But even if the state reaches that level, it would not be enough. Even at full state capacity, that would only get Michigan to about 114 tests per 100,000, far short of the 152-per-100,000 set by Harvard.
“We are still in need of swabs and transport media, particularly in Southeast Michigan,” Sutfin said. “In addition, testing kits are also needed by hospital labs.”
Two major hospital systems echoed that complaint.
Beaumont Health and Henry Ford Health System — among the first to announce they would begin hospital-based testing — are performing at just a fraction of their lab capacity, spokesmen told Bridge Monday.
Beaumont has been able to conduct just over 10% of the tests it could perform — an average of 357 a day instead of the 3,000 it could do with enough reagents — the substance added to specimens to detect genetic markers of the virus, spokesman Bob Ortieb said.
Henry Ford is processing 200-300 tests a day, but could do more than 1,000 if it had enough swabs, spokeswoman Kim North Shine said Monday.
Oakland County opened a testing site last week in partnership with Honor Community Health. The county hopes eventually to run specimens in its own labs. It ordered two machines to do so, but it too hasn’t been able to get enough testing material, said county spokesman Bill Mullan.
Central City Integrated Health, in downtown Detroit, said it was able to score supplies for some 30,000 test kits more than a week ago after long hours on calls to an international distributor, a factory in China, and a lab in Korea. It was also able to line up a lab to process the tests.
But the health clinic said it can’t yet take advantage of testing capabilities because it lacks personal protective equipment needed so staff can safely administer the tests.
“I got confirmation that the order will be here this week,” Interim President and CEO Dr. Kimberly Farrow told Bridge Monday.
Central City would be among the first to offer the test to asymptomatic individuals — an effort that will help contain the spread in southeast Michigan. The clinic said it is planning to distribute tests to other health clinics as well, and hopes to conduct “mass testing” at churches and community organizations.
“You have people wanting to return to work and they want notices — a letter from the doctor,” Farrow said. “But we can't necessarily send people back to work with great confidence because we don't know if they're still infectious or not.”
This waiting game is what makes the supply issue particularly confounding, according to U-M’s Eisenberg.
“It’s not like this is a technological problem or that we don’t have the capability. It’s a supply chain issue,” he said.
The federal government, even the military, could play an important role in connecting that chain, he said: “You can’t win a war if you run out of food.”
Eisenberg and others point to a second set of tests that can also offer crucial information to policymakers trying to determine when and how to safely reopen.

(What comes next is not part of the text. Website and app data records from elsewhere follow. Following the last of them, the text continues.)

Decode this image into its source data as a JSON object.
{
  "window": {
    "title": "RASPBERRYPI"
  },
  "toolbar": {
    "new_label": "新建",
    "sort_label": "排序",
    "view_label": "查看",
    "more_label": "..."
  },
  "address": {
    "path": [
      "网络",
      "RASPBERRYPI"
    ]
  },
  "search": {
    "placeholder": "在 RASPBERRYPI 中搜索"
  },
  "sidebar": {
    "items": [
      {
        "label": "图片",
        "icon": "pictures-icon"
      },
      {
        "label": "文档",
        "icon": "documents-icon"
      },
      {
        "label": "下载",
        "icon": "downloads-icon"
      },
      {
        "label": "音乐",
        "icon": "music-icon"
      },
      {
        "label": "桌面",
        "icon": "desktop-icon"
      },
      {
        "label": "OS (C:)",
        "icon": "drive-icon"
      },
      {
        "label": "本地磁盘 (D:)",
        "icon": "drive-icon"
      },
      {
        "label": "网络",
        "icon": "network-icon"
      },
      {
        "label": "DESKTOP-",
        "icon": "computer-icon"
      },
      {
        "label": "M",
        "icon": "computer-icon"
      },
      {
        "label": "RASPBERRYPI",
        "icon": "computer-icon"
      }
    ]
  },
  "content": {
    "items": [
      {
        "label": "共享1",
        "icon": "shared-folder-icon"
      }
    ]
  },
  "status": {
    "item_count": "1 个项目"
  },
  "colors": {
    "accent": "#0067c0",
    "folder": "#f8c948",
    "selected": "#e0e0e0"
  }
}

Blood tests that detect antibodies to COVID-19, which in theory would help identify people who gained immunity after having the disease, are also considered crucial for reopening the state. But currently available tests, many of which were rushed to market in response to the pandemic without any scrutiny by the U.S. Food and Drug Administration, do not all provide accurate or reliable results.
And, crucially, given its newness, it is not yet clear if the presence of antibodies to COVID-19 makes a person immune and for how long.
Still, doctor’s offices and labs across Michigan have started offering the tests, or are looking to purchase them in order to test large numbers of patients. Antibody test results are not required to be reported to the state so it’s impossible to know how many have been administered, or even where they’re offered.
Some states are planning for widespread antibody testing. In New York, Gov. Andrew Cuomo announced the beginning of large-scale antibody testing on Monday, with a goal of testing thousands per day. In Idaho, a nonprofit group called Crush the Curve Idaho is offering diagnostic and antibody tests to anyone in the state regardless of symptoms or risk level.